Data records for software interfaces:

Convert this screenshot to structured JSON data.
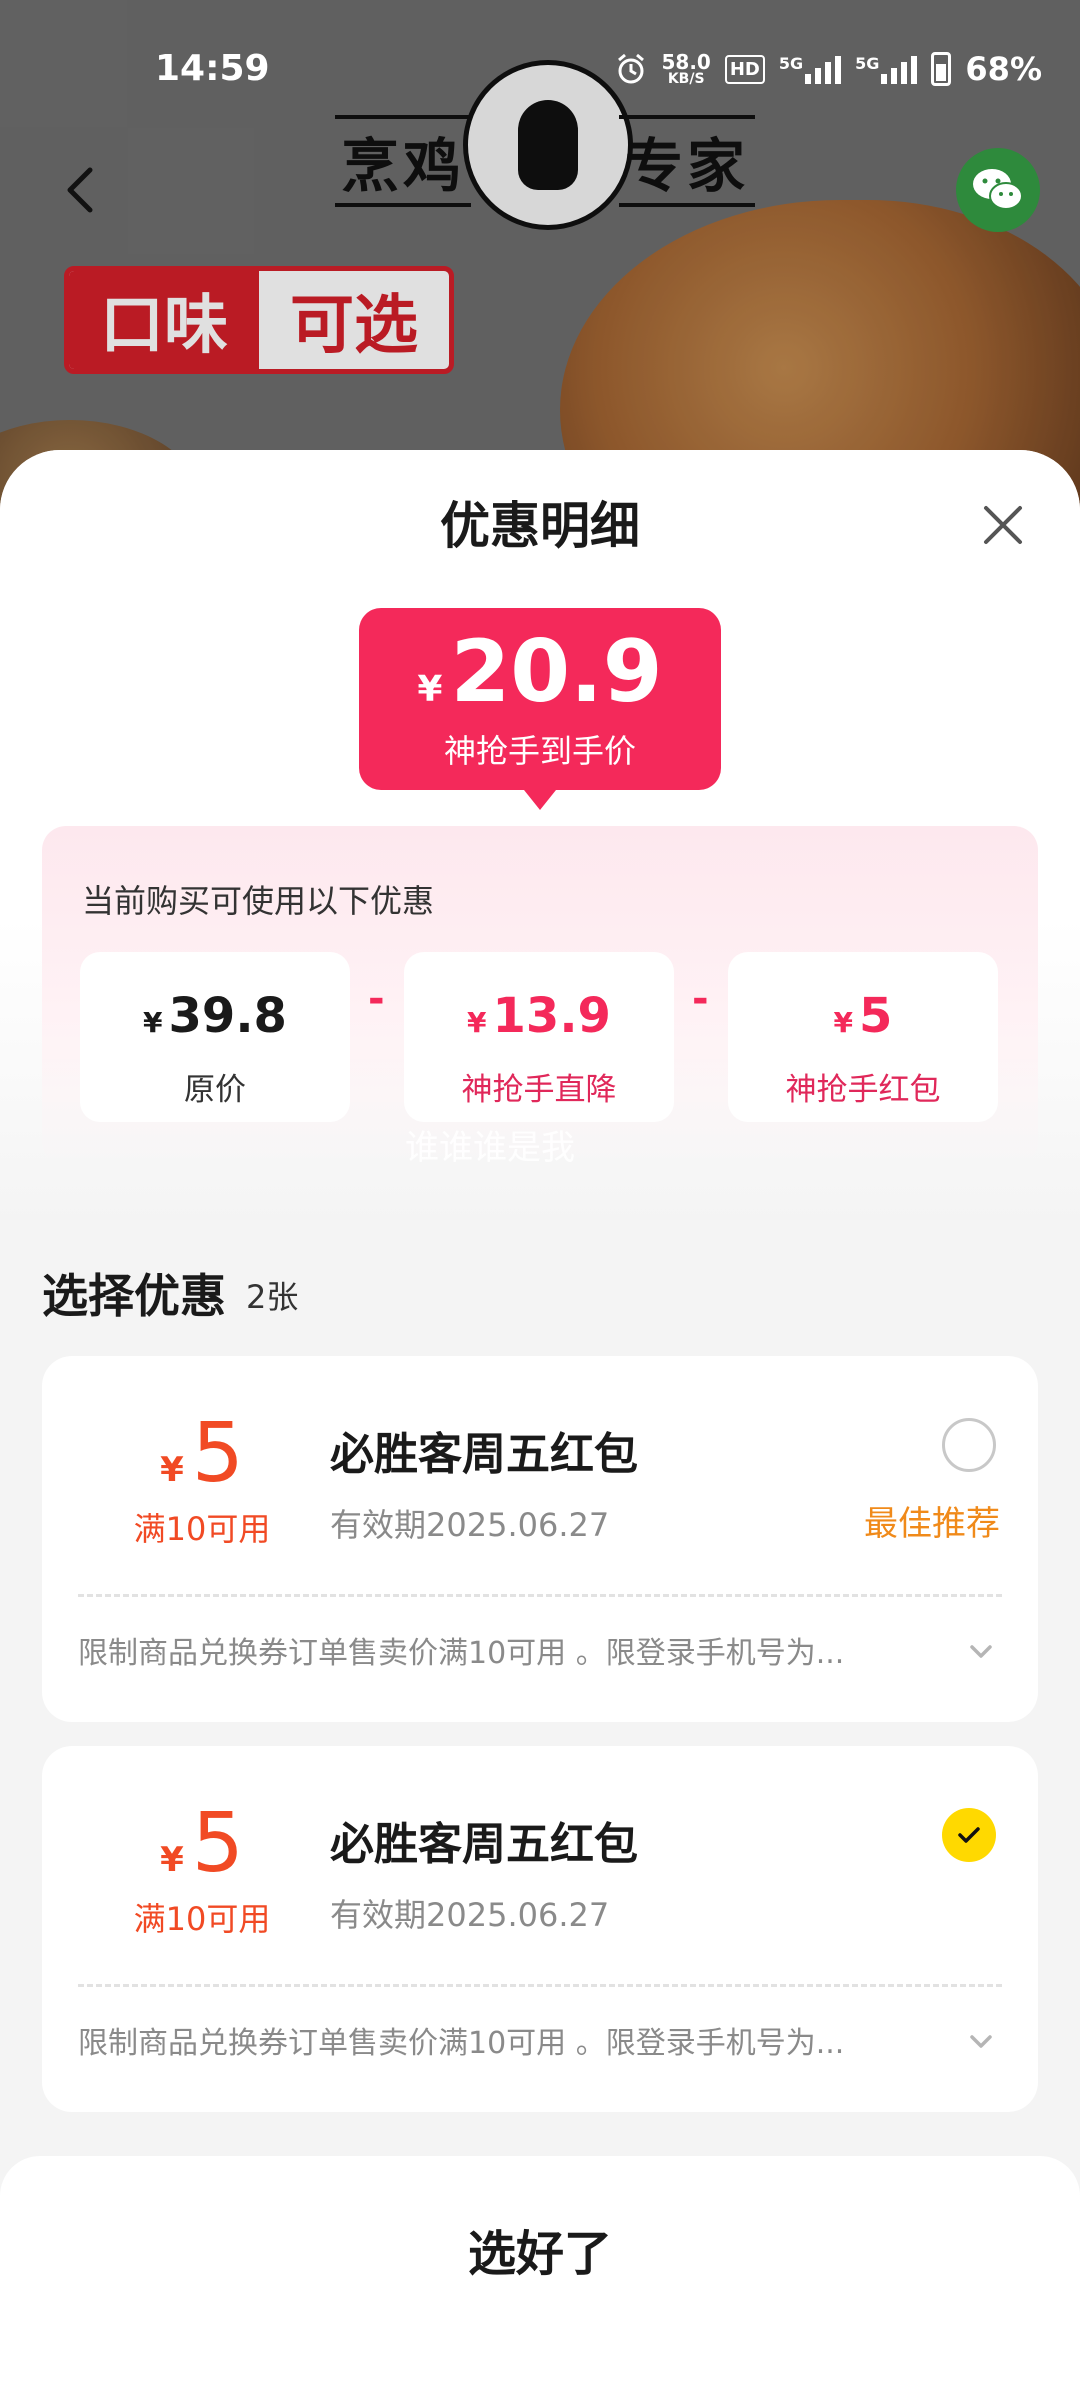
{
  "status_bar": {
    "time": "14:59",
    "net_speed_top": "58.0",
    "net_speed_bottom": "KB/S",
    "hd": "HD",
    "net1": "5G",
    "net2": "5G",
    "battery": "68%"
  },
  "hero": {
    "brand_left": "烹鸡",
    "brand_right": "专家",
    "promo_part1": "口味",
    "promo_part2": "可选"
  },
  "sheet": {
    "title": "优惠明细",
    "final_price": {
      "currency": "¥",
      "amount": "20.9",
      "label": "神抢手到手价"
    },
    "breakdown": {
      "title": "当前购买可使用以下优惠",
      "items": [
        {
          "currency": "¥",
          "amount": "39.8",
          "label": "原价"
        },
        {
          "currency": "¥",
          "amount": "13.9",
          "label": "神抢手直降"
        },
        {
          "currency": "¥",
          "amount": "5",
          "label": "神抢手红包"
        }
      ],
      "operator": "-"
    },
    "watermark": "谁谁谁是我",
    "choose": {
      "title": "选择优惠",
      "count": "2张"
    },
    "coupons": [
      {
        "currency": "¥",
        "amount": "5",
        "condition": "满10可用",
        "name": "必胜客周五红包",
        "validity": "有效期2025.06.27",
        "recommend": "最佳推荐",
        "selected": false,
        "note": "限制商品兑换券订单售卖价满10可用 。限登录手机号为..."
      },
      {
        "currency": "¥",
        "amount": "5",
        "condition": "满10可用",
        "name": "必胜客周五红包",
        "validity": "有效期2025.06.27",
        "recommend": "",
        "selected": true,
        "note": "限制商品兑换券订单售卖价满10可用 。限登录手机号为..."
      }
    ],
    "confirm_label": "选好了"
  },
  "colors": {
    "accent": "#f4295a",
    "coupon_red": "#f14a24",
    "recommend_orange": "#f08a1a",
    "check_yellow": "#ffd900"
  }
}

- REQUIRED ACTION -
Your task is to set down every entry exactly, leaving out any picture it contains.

- SOLUTION FOR THIS TASK -
Convert this screenshot to structured JSON data.
{
  "status_bar": {
    "time": "14:59",
    "net_speed_top": "58.0",
    "net_speed_bottom": "KB/S",
    "hd": "HD",
    "net1": "5G",
    "net2": "5G",
    "battery": "68%"
  },
  "hero": {
    "brand_left": "烹鸡",
    "brand_right": "专家",
    "promo_part1": "口味",
    "promo_part2": "可选"
  },
  "sheet": {
    "title": "优惠明细",
    "final_price": {
      "currency": "¥",
      "amount": "20.9",
      "label": "神抢手到手价"
    },
    "breakdown": {
      "title": "当前购买可使用以下优惠",
      "items": [
        {
          "currency": "¥",
          "amount": "39.8",
          "label": "原价"
        },
        {
          "currency": "¥",
          "amount": "13.9",
          "label": "神抢手直降"
        },
        {
          "currency": "¥",
          "amount": "5",
          "label": "神抢手红包"
        }
      ],
      "operator": "-"
    },
    "watermark": "谁谁谁是我",
    "choose": {
      "title": "选择优惠",
      "count": "2张"
    },
    "coupons": [
      {
        "currency": "¥",
        "amount": "5",
        "condition": "满10可用",
        "name": "必胜客周五红包",
        "validity": "有效期2025.06.27",
        "recommend": "最佳推荐",
        "selected": false,
        "note": "限制商品兑换券订单售卖价满10可用 。限登录手机号为..."
      },
      {
        "currency": "¥",
        "amount": "5",
        "condition": "满10可用",
        "name": "必胜客周五红包",
        "validity": "有效期2025.06.27",
        "recommend": "",
        "selected": true,
        "note": "限制商品兑换券订单售卖价满10可用 。限登录手机号为..."
      }
    ],
    "confirm_label": "选好了"
  },
  "colors": {
    "accent": "#f4295a",
    "coupon_red": "#f14a24",
    "recommend_orange": "#f08a1a",
    "check_yellow": "#ffd900"
  }
}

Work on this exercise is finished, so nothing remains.